* Entries from a dataset of interfaces:
◆ ◆ ◆ ◆ ◆ ◆ ◆

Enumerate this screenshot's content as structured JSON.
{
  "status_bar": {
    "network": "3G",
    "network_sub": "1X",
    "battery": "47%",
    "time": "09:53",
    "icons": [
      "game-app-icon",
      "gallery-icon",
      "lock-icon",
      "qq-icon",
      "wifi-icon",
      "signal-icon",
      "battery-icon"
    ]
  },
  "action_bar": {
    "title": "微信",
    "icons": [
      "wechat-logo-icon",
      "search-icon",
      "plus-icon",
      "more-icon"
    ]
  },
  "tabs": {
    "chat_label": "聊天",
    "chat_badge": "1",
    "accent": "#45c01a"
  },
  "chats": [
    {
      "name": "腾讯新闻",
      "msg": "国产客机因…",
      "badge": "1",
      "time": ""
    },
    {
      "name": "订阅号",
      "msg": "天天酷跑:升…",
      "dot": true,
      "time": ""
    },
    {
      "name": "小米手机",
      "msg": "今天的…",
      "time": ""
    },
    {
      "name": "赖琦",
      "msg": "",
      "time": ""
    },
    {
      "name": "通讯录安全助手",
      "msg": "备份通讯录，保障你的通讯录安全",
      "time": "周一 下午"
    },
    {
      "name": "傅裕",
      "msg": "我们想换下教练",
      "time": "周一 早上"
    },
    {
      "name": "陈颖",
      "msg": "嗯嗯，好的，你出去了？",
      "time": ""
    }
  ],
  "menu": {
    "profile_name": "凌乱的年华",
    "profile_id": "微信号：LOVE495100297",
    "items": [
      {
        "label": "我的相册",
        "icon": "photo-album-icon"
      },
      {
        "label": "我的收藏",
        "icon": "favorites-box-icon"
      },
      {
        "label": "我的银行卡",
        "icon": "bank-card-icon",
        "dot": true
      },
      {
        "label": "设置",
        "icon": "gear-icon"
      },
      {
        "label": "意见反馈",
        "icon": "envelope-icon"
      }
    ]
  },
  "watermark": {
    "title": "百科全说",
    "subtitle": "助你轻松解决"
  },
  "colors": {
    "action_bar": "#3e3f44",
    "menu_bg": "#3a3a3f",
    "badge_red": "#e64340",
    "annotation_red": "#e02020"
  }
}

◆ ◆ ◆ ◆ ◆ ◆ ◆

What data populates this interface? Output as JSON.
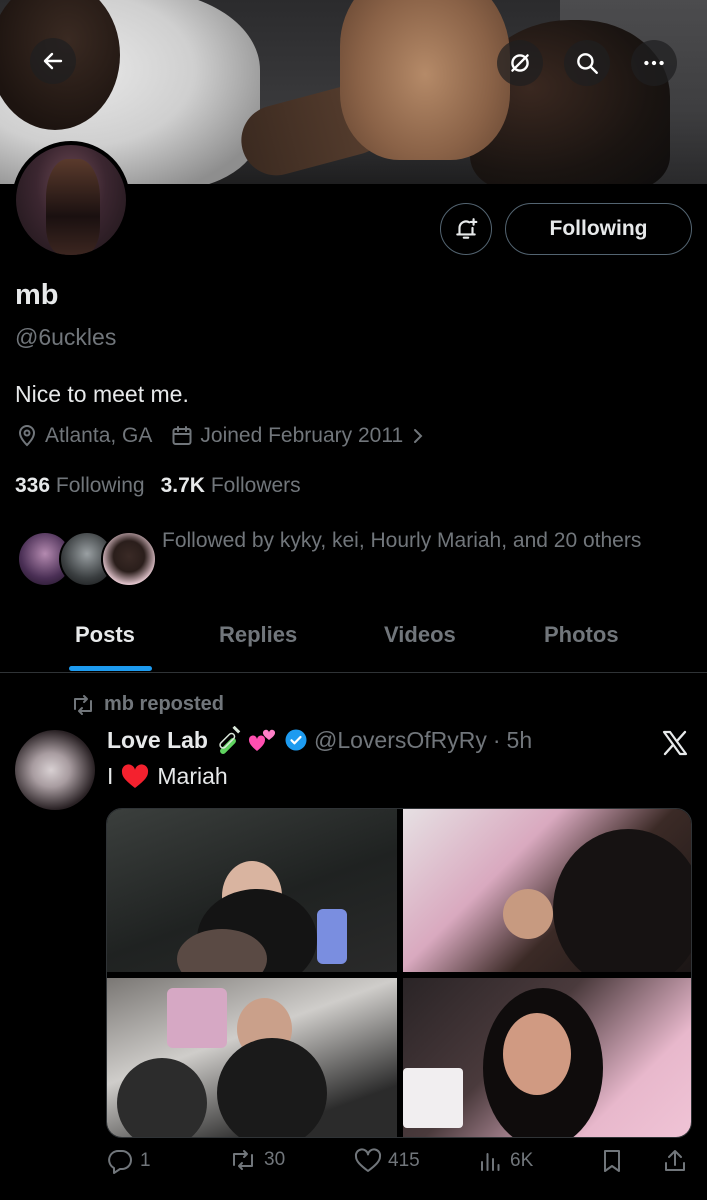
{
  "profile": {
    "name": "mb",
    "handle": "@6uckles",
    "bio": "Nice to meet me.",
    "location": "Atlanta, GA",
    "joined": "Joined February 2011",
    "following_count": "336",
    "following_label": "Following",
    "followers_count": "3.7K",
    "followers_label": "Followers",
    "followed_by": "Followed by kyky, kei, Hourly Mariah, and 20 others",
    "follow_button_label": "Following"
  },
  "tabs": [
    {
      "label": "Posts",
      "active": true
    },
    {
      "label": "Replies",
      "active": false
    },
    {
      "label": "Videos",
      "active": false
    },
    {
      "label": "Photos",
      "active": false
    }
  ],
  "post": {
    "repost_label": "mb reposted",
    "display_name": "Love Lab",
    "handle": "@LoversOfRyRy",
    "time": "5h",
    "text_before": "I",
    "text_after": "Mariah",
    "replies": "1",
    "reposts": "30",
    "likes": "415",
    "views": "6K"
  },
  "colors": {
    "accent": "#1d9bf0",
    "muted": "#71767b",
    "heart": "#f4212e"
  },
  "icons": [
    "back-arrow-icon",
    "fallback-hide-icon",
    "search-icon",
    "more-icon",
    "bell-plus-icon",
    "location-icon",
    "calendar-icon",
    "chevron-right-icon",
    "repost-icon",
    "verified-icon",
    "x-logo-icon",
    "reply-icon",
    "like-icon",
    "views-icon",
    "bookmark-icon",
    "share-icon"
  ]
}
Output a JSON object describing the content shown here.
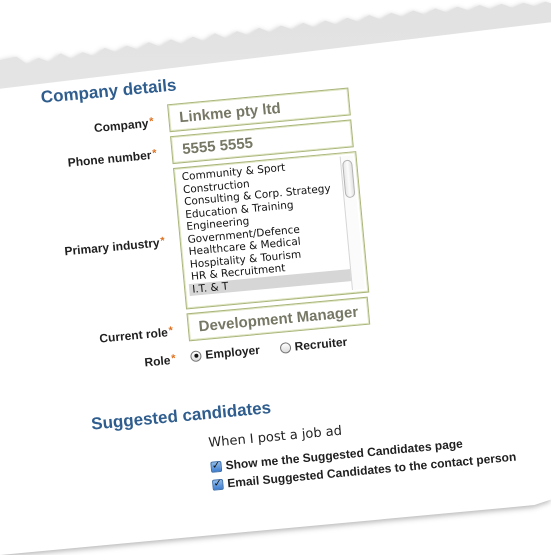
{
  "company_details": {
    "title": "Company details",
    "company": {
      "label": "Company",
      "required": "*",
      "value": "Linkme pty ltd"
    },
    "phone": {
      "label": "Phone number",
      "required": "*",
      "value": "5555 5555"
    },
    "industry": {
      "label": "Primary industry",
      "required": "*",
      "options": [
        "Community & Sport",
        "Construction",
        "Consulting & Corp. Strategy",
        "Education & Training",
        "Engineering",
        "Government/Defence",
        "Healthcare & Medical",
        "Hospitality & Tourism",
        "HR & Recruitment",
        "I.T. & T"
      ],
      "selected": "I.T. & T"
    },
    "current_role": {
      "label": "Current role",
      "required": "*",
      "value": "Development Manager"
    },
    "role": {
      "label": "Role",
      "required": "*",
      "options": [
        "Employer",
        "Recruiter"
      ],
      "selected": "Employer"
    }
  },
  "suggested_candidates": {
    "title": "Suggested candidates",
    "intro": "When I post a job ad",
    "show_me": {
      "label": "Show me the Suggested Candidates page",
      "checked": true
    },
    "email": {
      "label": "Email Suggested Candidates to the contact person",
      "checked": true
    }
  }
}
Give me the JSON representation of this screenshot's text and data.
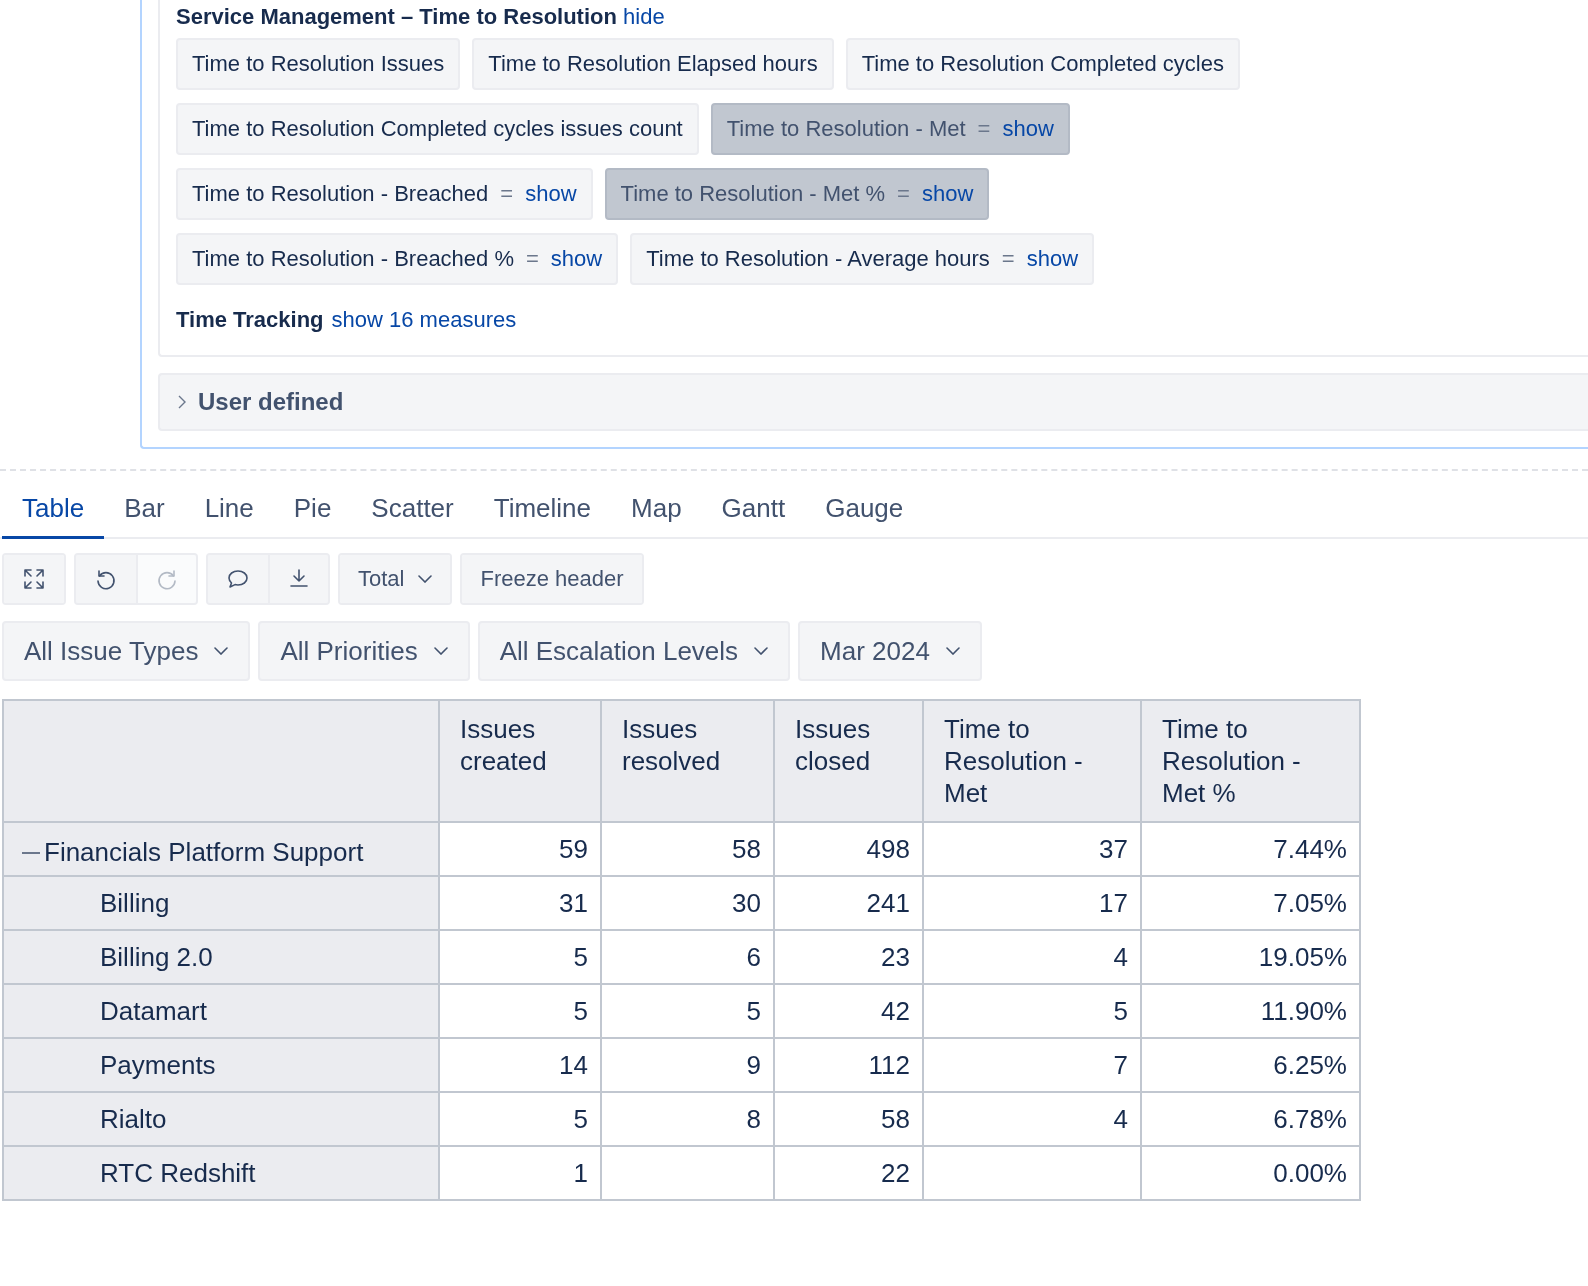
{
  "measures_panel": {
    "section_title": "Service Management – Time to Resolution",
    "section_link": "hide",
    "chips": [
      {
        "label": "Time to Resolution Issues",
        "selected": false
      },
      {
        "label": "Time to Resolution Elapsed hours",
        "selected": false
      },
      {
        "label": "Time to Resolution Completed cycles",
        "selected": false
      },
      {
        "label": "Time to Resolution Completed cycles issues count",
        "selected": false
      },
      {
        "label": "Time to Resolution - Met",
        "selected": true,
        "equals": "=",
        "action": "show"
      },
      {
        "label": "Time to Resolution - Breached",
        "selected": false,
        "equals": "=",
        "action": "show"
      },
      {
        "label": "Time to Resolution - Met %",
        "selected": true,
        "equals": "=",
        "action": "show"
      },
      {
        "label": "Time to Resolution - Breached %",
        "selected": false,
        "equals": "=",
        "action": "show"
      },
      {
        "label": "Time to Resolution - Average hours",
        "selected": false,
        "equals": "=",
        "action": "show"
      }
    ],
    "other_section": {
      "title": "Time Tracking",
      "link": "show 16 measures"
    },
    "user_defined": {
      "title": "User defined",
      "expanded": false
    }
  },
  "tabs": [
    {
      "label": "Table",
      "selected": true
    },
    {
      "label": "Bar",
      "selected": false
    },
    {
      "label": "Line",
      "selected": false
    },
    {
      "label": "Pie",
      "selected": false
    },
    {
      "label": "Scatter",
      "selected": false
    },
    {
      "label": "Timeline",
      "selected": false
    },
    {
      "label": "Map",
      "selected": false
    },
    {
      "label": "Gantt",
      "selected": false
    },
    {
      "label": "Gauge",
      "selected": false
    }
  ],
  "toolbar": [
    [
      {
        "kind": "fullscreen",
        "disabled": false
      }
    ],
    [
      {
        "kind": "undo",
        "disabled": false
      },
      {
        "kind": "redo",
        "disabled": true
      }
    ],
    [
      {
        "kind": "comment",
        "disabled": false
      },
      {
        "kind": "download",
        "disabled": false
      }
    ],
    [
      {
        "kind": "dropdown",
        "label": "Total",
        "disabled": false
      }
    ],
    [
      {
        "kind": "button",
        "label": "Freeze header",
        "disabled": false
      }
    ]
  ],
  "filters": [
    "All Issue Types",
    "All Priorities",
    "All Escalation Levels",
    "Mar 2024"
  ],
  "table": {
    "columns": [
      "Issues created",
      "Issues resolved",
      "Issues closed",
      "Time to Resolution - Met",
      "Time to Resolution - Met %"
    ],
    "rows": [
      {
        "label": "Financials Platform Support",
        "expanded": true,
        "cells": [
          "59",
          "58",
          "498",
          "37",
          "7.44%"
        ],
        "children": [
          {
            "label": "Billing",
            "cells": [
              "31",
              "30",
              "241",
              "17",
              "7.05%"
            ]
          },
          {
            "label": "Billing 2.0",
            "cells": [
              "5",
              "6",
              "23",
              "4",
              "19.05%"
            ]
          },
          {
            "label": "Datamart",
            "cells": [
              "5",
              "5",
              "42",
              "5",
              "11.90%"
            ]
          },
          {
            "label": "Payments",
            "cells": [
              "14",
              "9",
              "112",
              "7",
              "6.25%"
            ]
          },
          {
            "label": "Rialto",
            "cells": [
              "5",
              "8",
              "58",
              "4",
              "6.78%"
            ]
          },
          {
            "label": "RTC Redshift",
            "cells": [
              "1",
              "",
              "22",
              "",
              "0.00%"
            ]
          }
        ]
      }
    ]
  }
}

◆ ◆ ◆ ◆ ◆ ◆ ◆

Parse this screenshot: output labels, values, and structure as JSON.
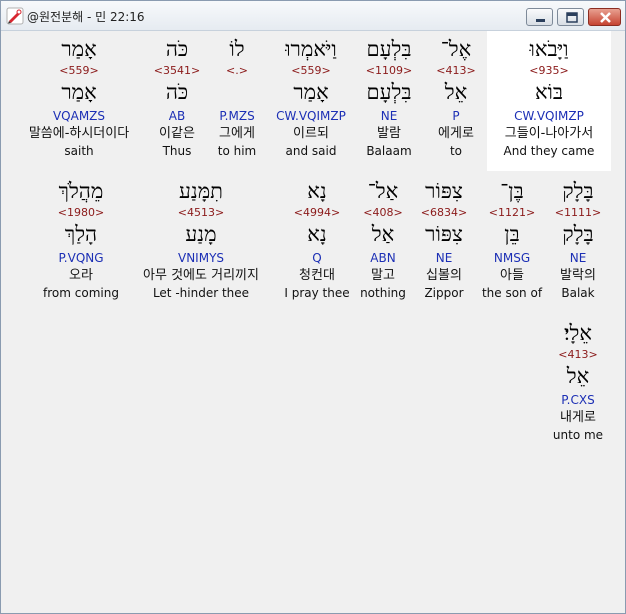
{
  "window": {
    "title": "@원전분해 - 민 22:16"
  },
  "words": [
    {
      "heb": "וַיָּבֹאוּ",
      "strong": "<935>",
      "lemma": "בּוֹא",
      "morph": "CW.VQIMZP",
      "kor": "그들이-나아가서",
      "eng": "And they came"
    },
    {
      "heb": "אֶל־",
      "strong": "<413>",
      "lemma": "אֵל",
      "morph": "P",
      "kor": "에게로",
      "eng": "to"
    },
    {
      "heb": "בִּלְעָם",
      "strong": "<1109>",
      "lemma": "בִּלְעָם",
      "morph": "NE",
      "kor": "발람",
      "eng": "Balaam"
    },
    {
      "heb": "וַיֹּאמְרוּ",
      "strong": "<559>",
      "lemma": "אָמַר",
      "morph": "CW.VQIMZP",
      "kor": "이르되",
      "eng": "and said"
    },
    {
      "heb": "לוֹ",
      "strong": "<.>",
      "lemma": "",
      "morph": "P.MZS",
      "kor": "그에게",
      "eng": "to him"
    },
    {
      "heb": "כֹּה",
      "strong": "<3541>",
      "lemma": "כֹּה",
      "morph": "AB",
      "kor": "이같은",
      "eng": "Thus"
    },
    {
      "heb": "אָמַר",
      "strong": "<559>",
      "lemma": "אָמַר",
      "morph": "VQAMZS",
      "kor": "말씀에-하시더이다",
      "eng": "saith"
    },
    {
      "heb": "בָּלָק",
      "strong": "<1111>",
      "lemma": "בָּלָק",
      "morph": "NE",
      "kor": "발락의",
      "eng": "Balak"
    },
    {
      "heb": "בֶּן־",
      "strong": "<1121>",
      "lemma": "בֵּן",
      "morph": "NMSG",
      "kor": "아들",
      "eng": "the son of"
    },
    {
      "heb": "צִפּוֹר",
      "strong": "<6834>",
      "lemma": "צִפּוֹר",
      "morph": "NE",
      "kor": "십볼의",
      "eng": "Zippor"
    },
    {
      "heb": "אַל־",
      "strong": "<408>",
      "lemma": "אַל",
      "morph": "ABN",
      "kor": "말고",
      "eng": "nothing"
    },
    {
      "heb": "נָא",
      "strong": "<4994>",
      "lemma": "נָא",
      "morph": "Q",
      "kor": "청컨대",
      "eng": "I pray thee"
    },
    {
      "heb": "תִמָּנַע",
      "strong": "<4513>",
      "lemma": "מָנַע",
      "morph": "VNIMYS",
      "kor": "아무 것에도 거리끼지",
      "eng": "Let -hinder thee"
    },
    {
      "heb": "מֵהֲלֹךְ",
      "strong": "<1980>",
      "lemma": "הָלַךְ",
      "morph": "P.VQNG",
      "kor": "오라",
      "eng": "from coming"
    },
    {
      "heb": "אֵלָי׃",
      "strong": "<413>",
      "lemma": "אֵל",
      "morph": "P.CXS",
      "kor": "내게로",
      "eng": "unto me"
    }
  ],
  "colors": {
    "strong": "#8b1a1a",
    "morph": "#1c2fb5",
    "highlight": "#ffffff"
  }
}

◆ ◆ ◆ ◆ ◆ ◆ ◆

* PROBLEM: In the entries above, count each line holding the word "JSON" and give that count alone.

* WRITTEN ANSWER: 5